Your assignment: Look through the data below and report how many lines include "mysql". Only the number should be given.

_ _ _ _ _ _ _

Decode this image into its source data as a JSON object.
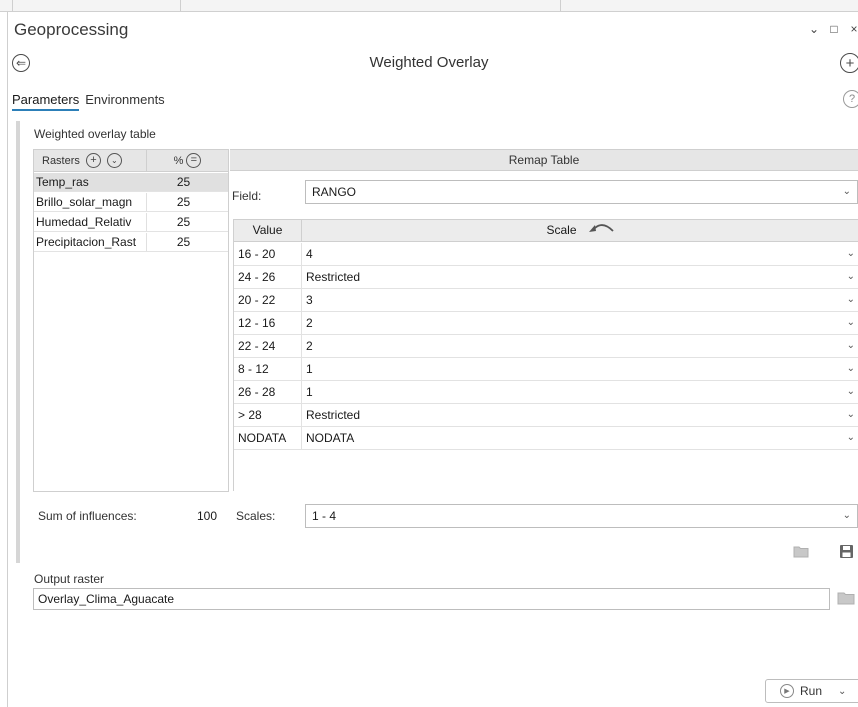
{
  "pane": {
    "title": "Geoprocessing",
    "controls": [
      "⌄",
      "□",
      "×"
    ]
  },
  "tool": {
    "title": "Weighted Overlay",
    "back_icon": "⇐",
    "add_icon": "+"
  },
  "tabs": [
    {
      "label": "Parameters",
      "active": true
    },
    {
      "label": "Environments",
      "active": false
    }
  ],
  "help_icon": "?",
  "weighted_overlay_table": {
    "label": "Weighted overlay table",
    "rasters_header": "Rasters",
    "percent_header": "%",
    "rasters": [
      {
        "name": "Temp_ras",
        "percent": "25",
        "selected": true
      },
      {
        "name": "Brillo_solar_magn",
        "percent": "25",
        "selected": false
      },
      {
        "name": "Humedad_Relativ",
        "percent": "25",
        "selected": false
      },
      {
        "name": "Precipitacion_Rast",
        "percent": "25",
        "selected": false
      }
    ],
    "sum_label": "Sum of influences:",
    "sum_value": "100"
  },
  "remap": {
    "header": "Remap Table",
    "field_label": "Field:",
    "field_value": "RANGO",
    "value_header": "Value",
    "scale_header": "Scale",
    "rows": [
      {
        "value": "16 - 20",
        "scale": "4"
      },
      {
        "value": "24 - 26",
        "scale": "Restricted"
      },
      {
        "value": "20 - 22",
        "scale": "3"
      },
      {
        "value": "12 - 16",
        "scale": "2"
      },
      {
        "value": "22 - 24",
        "scale": "2"
      },
      {
        "value": "8 - 12",
        "scale": "1"
      },
      {
        "value": "26 - 28",
        "scale": "1"
      },
      {
        "value": "> 28",
        "scale": "Restricted"
      },
      {
        "value": "NODATA",
        "scale": "NODATA"
      }
    ],
    "scales_label": "Scales:",
    "scales_value": "1 - 4"
  },
  "output": {
    "label": "Output raster",
    "value": "Overlay_Clima_Aguacate"
  },
  "run": {
    "label": "Run"
  }
}
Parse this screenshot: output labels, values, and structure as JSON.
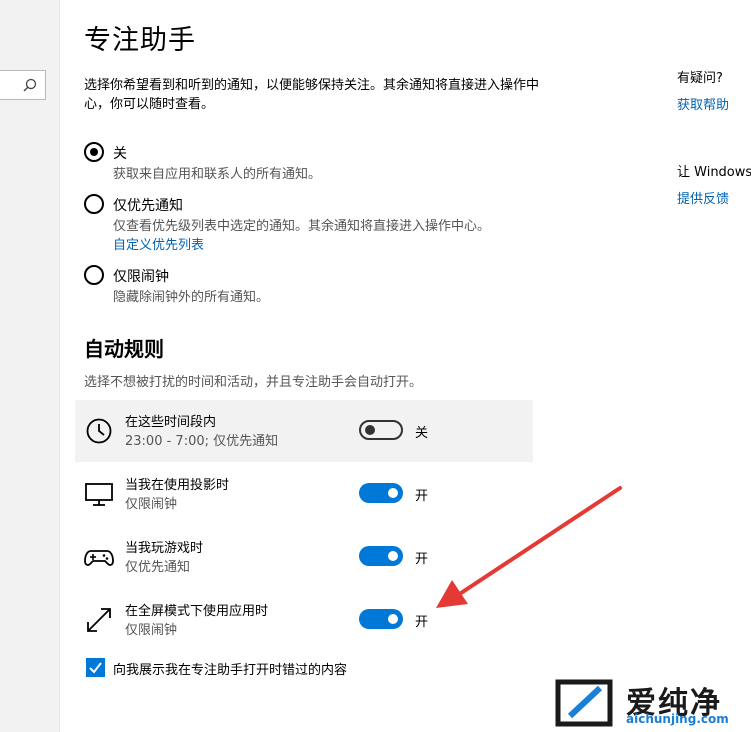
{
  "page": {
    "title": "专注助手",
    "description": "选择你希望看到和听到的通知，以便能够保持关注。其余通知将直接进入操作中心，你可以随时查看。"
  },
  "modes": [
    {
      "label": "关",
      "sub": "获取来自应用和联系人的所有通知。",
      "checked": true
    },
    {
      "label": "仅优先通知",
      "sub": "仅查看优先级列表中选定的通知。其余通知将直接进入操作中心。",
      "link": "自定义优先列表",
      "checked": false
    },
    {
      "label": "仅限闹钟",
      "sub": "隐藏除闹钟外的所有通知。",
      "checked": false
    }
  ],
  "auto_rules": {
    "title": "自动规则",
    "description": "选择不想被打扰的时间和活动，并且专注助手会自动打开。",
    "items": [
      {
        "icon": "clock-icon",
        "title": "在这些时间段内",
        "sub": "23:00 - 7:00; 仅优先通知",
        "state": "关",
        "on": false
      },
      {
        "icon": "monitor-icon",
        "title": "当我在使用投影时",
        "sub": "仅限闹钟",
        "state": "开",
        "on": true
      },
      {
        "icon": "gamepad-icon",
        "title": "当我玩游戏时",
        "sub": "仅优先通知",
        "state": "开",
        "on": true
      },
      {
        "icon": "fullscreen-arrows-icon",
        "title": "在全屏模式下使用应用时",
        "sub": "仅限闹钟",
        "state": "开",
        "on": true
      }
    ],
    "summary_checkbox": {
      "label": "向我展示我在专注助手打开时错过的内容",
      "checked": true
    }
  },
  "sidebar": {
    "question": "有疑问?",
    "help_link": "获取帮助",
    "feedback_text": "让 Windows",
    "feedback_link": "提供反馈"
  },
  "watermark": {
    "text": "爱纯净",
    "url": "aichunjing.com"
  },
  "colors": {
    "accent": "#0078d7",
    "link": "#0063b1",
    "annotation_arrow": "#e53935"
  }
}
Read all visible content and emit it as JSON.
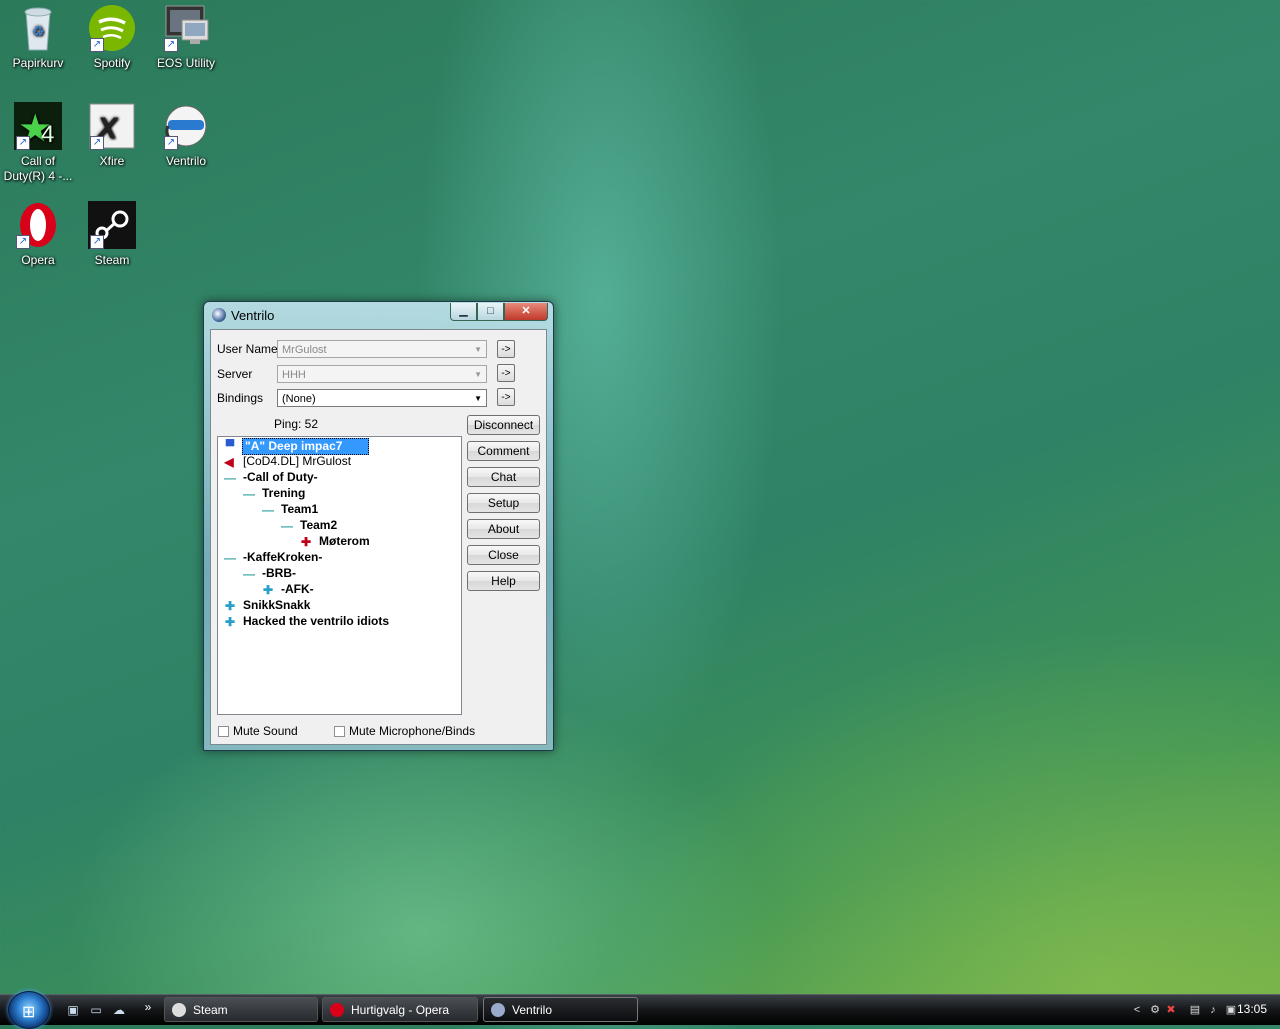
{
  "desktop": {
    "icons": [
      {
        "label": "Papirkurv"
      },
      {
        "label": "Spotify"
      },
      {
        "label": "EOS Utility"
      },
      {
        "label_line1": "Call of",
        "label_line2": "Duty(R) 4 -..."
      },
      {
        "label": "Xfire"
      },
      {
        "label": "Ventrilo"
      },
      {
        "label": "Opera"
      },
      {
        "label": "Steam"
      }
    ]
  },
  "window": {
    "title": "Ventrilo",
    "fields": {
      "username_label": "User Name",
      "username_value": "MrGulost",
      "server_label": "Server",
      "server_value": "HHH",
      "bindings_label": "Bindings",
      "bindings_value": "(None)",
      "arrow_button": "->"
    },
    "ping": "Ping: 52",
    "buttons": {
      "disconnect": "Disconnect",
      "comment": "Comment",
      "chat": "Chat",
      "setup": "Setup",
      "about": "About",
      "close": "Close",
      "help": "Help"
    },
    "tree": [
      {
        "text": "\"A\" Deep impac7",
        "type": "user-self"
      },
      {
        "text": "[CoD4.DL] MrGulost",
        "type": "user-speaking"
      },
      {
        "text": "-Call of Duty-",
        "type": "channel-open"
      },
      {
        "text": "Trening",
        "type": "channel-open"
      },
      {
        "text": "Team1",
        "type": "channel-open"
      },
      {
        "text": "Team2",
        "type": "channel-open"
      },
      {
        "text": "Møterom",
        "type": "channel-locked"
      },
      {
        "text": "-KaffeKroken-",
        "type": "channel-open"
      },
      {
        "text": "-BRB-",
        "type": "channel-open"
      },
      {
        "text": "-AFK-",
        "type": "channel-closed"
      },
      {
        "text": "SnikkSnakk",
        "type": "channel-closed"
      },
      {
        "text": "Hacked the ventrilo idiots",
        "type": "channel-closed"
      }
    ],
    "mute_sound": "Mute Sound",
    "mute_mic": "Mute Microphone/Binds"
  },
  "taskbar": {
    "tasks": [
      {
        "label": "Steam"
      },
      {
        "label": "Hurtigvalg - Opera"
      },
      {
        "label": "Ventrilo"
      }
    ],
    "overflow": "»",
    "tray_expand": "<",
    "clock": "13:05"
  },
  "colors": {
    "selection": "#3399ff",
    "taskbar": "#141618",
    "desktop": "#34876a"
  }
}
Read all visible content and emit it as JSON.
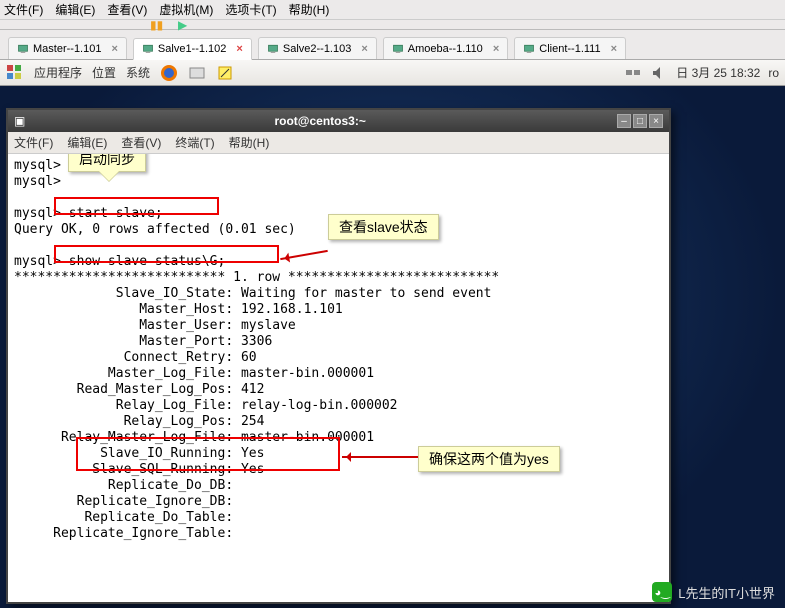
{
  "host_menu": {
    "file": "文件(F)",
    "edit": "编辑(E)",
    "view": "查看(V)",
    "vm": "虚拟机(M)",
    "tabs": "选项卡(T)",
    "help": "帮助(H)"
  },
  "tabs": [
    {
      "label": "Master--1.101",
      "active": false
    },
    {
      "label": "Salve1--1.102",
      "active": true
    },
    {
      "label": "Salve2--1.103",
      "active": false
    },
    {
      "label": "Amoeba--1.110",
      "active": false
    },
    {
      "label": "Client--1.111",
      "active": false
    }
  ],
  "gnome": {
    "apps": "应用程序",
    "places": "位置",
    "system": "系统",
    "date": "日 3月 25 18:32",
    "user": "ro"
  },
  "term": {
    "title": "root@centos3:~",
    "menu": {
      "file": "文件(F)",
      "edit": "编辑(E)",
      "view": "查看(V)",
      "term": "终端(T)",
      "help": "帮助(H)"
    }
  },
  "term_lines": [
    "mysql>",
    "mysql>",
    "",
    "mysql> start slave;",
    "Query OK, 0 rows affected (0.01 sec)",
    "",
    "mysql> show slave status\\G;",
    "*************************** 1. row ***************************",
    "             Slave_IO_State: Waiting for master to send event",
    "                Master_Host: 192.168.1.101",
    "                Master_User: myslave",
    "                Master_Port: 3306",
    "              Connect_Retry: 60",
    "            Master_Log_File: master-bin.000001",
    "        Read_Master_Log_Pos: 412",
    "             Relay_Log_File: relay-log-bin.000002",
    "              Relay_Log_Pos: 254",
    "      Relay_Master_Log_File: master-bin.000001",
    "           Slave_IO_Running: Yes",
    "          Slave_SQL_Running: Yes",
    "            Replicate_Do_DB:",
    "        Replicate_Ignore_DB:",
    "         Replicate_Do_Table:",
    "     Replicate_Ignore_Table:"
  ],
  "callouts": {
    "c1": "启动同步",
    "c2": "查看slave状态",
    "c3": "确保这两个值为yes"
  },
  "watermark": "L先生的IT小世界"
}
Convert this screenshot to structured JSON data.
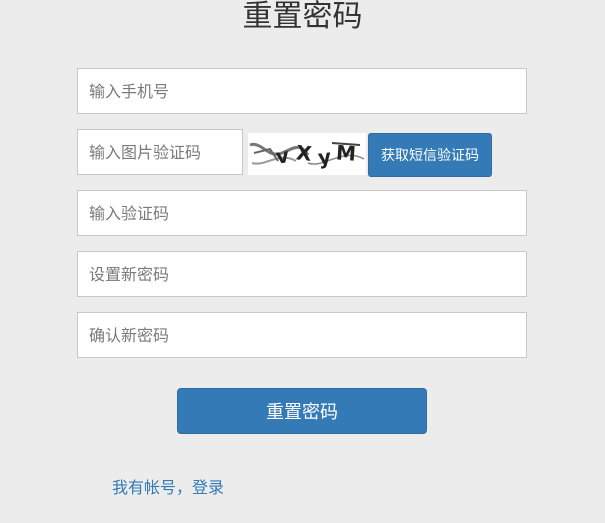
{
  "page": {
    "title": "重置密码"
  },
  "form": {
    "phone_placeholder": "输入手机号",
    "image_code_placeholder": "输入图片验证码",
    "captcha_text": "vXyM",
    "sms_button_label": "获取短信验证码",
    "sms_code_placeholder": "输入验证码",
    "new_password_placeholder": "设置新密码",
    "confirm_password_placeholder": "确认新密码",
    "submit_label": "重置密码"
  },
  "footer": {
    "login_link": "我有帐号，登录"
  },
  "colors": {
    "primary": "#337ab7",
    "background": "#ececec"
  }
}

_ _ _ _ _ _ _

Answer space: 4